After a bit of a road perambulation past a white cross called Fat Betty, you follow an easy undulating descent down to beautiful wooded Eskdale. You also get some views opening up to the sea. The latter part of today's walk follows a pretty path through the woodlands on the banks of the River Esk. You come across the ‘Beggars Bridge’ a parabolic stone structure that has a story of love lost and love refound! Egton Bridge features a church with relics of the Catholic martyr, Nicholas Postgate. A really pretty setting, the river is famous for fly fishing and has some interesting stepping stones, which enables you to hop between the two pubs faster than using the road. // The day’s total ascent 265m / descent 616m. | Accommodation: Egton Bridge or Grosmont - We use a variety of lovely guesthouses/B&Bs in either of these villages.
Egton Bridge Or Grosmont To Robin Hood's Bay 25.7 Km/16 Miles, 7 H
You follow a delightful, private road to Grosmont, where you might want to try and get in time to see a steam train pull out for Pickering. You then follow a very steep pull up across heather moors with views down to Whitby and its Abbey. But the sea and journey’s end is still tantalizingly far as the route abruptly changes course to visit the May Beck valley with its Falling Foss waterfall. A last area of high moor brings you to the coast, where the last 5 km/3 miles are spent on the coastal cliff path to Robin Hood's Bay. It will appear almost by surprise as you near it. This is a village of red-roofed houses clustered around its harbour on the North Sea coast marking the end of this 190 odd-mile crossing of England. Celebrate with a drink at the Bay Hotel and as tradition states, dip your toes into the sea. // The day’s total ascent 775m / descent 770m. | Accommodation: Your final night is spent in an elegantly refurbished Victorian guesthouse with many original features. This is a popular seaside location so one of many similar B&B's may be used.

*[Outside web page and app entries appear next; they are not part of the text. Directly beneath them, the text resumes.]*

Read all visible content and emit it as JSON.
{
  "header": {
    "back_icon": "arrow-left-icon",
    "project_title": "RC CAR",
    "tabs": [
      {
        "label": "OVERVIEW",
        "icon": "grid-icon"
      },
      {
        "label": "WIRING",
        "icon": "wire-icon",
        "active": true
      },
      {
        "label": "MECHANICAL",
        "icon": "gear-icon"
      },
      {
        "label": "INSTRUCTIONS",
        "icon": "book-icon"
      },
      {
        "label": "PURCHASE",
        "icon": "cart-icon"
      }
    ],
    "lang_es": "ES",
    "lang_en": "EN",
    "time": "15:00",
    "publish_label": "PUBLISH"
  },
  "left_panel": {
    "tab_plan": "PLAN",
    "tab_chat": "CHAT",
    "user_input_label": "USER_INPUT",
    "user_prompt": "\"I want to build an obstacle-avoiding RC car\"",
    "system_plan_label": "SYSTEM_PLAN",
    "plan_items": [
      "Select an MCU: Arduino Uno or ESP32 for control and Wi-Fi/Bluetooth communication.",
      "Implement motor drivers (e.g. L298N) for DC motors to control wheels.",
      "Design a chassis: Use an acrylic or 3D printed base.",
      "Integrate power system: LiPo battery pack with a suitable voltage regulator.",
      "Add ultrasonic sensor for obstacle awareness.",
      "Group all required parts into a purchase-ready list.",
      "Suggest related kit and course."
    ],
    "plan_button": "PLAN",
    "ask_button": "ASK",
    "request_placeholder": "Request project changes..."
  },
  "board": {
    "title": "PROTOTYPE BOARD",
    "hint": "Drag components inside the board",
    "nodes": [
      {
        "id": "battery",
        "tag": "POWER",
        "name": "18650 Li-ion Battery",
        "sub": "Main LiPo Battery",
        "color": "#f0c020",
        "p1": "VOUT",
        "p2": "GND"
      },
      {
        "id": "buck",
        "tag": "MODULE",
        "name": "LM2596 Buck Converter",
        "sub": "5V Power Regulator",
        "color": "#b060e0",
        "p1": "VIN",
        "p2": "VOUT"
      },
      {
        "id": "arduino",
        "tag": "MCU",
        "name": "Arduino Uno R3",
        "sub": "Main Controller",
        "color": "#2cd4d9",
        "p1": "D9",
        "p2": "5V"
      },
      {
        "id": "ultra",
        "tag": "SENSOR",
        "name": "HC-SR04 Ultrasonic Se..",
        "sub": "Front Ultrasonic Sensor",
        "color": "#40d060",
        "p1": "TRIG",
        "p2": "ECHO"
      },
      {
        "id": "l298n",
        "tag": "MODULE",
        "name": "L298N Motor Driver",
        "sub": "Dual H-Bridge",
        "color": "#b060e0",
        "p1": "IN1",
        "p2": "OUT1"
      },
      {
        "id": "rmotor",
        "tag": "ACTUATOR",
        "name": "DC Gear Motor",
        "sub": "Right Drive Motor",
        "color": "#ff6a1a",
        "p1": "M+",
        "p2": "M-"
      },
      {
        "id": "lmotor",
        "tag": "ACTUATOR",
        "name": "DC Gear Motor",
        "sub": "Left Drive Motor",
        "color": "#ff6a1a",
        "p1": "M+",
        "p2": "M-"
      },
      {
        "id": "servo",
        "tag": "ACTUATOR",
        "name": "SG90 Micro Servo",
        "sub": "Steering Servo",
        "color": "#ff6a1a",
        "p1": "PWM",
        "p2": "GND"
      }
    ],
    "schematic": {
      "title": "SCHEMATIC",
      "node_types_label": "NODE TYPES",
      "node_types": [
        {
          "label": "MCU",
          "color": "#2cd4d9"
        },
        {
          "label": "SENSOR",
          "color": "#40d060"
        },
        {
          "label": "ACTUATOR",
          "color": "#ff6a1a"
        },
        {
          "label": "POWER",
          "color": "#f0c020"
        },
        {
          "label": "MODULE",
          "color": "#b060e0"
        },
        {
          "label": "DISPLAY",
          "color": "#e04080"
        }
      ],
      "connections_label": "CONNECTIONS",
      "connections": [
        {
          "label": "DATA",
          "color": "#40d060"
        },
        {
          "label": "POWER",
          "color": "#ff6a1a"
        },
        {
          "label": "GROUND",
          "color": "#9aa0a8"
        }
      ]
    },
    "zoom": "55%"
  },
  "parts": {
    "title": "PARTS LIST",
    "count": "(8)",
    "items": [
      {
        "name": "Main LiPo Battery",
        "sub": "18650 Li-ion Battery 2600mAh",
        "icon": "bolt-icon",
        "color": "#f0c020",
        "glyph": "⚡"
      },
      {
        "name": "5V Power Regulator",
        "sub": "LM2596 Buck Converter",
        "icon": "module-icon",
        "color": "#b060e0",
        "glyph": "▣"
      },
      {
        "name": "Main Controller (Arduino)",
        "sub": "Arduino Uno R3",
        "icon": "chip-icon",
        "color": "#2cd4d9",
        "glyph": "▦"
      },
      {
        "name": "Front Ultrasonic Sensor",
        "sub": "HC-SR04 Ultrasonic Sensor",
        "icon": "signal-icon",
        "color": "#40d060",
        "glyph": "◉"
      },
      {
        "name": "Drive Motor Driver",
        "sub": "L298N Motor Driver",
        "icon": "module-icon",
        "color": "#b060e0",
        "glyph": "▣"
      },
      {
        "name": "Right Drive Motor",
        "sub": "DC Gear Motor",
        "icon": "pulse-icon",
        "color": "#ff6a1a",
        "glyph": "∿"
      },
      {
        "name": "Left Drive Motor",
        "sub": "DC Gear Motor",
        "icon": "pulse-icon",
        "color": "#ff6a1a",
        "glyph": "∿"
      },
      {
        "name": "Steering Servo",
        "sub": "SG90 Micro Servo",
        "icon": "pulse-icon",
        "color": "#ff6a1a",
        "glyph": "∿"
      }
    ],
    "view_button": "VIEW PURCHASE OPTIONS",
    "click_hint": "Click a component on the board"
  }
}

Arrangements End After Breakfast
Your Coast to Coast walk concludes in Robin Hood's Bay after breakfast.
16 nights in hotels, B&Bs and guesthouses
The hotels described are our usual accommodation, however if these are not available then alternatives are used. Rooms generally do not have baths. The main reason being that they take up a lot of space, some hotels/guesthouses may have a separate room in the house where a bath is available to guests, but in the main it is showers. Note that the sheer popularity of this tour may mean that we cannot get you into the accommodation described below for the dates of your tour. We will endeavor to get you into a similar standard of accommodation nearby, but please appreciate that there is limited accommodation. Also, although we aim to get you into accommodations with ensuite rooms this is not always possible, at a couple of places on your tour you may be sharing bathrooms, particularly if you are in a single room.
Suggested rest stops: Must be requested at the time of booking.
GRASMERE: In the heart of the Lake District National Park. Once the home to William Wordsworth. The village has narrow streets with cafes, shops and pubs. Bus service connects Grasmere with Keswick and Ambleside.
KIRKBY STEPHEN: Traditional market town of historic buildings, cobbled yards and interesting shops.
RICHMOND: Historic market town, dominated by the Norman Castle, open daily. There are regular markets and quite a few places to eat. It’s the largest town on the Coast to Coast.
ROBIN HOODS BAY: Picturesque village with tiny streets, shops, cafes and pubs. During the late 18th century smuggling was rife on the Yorkshire coast. An extra night after finishing your walk, to relax, swim or just enjoy the coast is worthwhile.
What You Carry
As the walks are fully supported you only need to carry a daypack with your daily requirements including raincoat, lunch supplies, waterbottle, warm top, camera etc.
Moderate to Challenging. Some long days with steep climbs and descents. You must be comfortable climbing up over stiles, walking on steep rocky and coastal terrain. Mixed weather can be expected. We would not recommend the Coast to Coast route for first time walkers. When walking early or late in the season, you need to be mindful of shorter daylight hours and be prepared for changeable weather conditions which may include snow.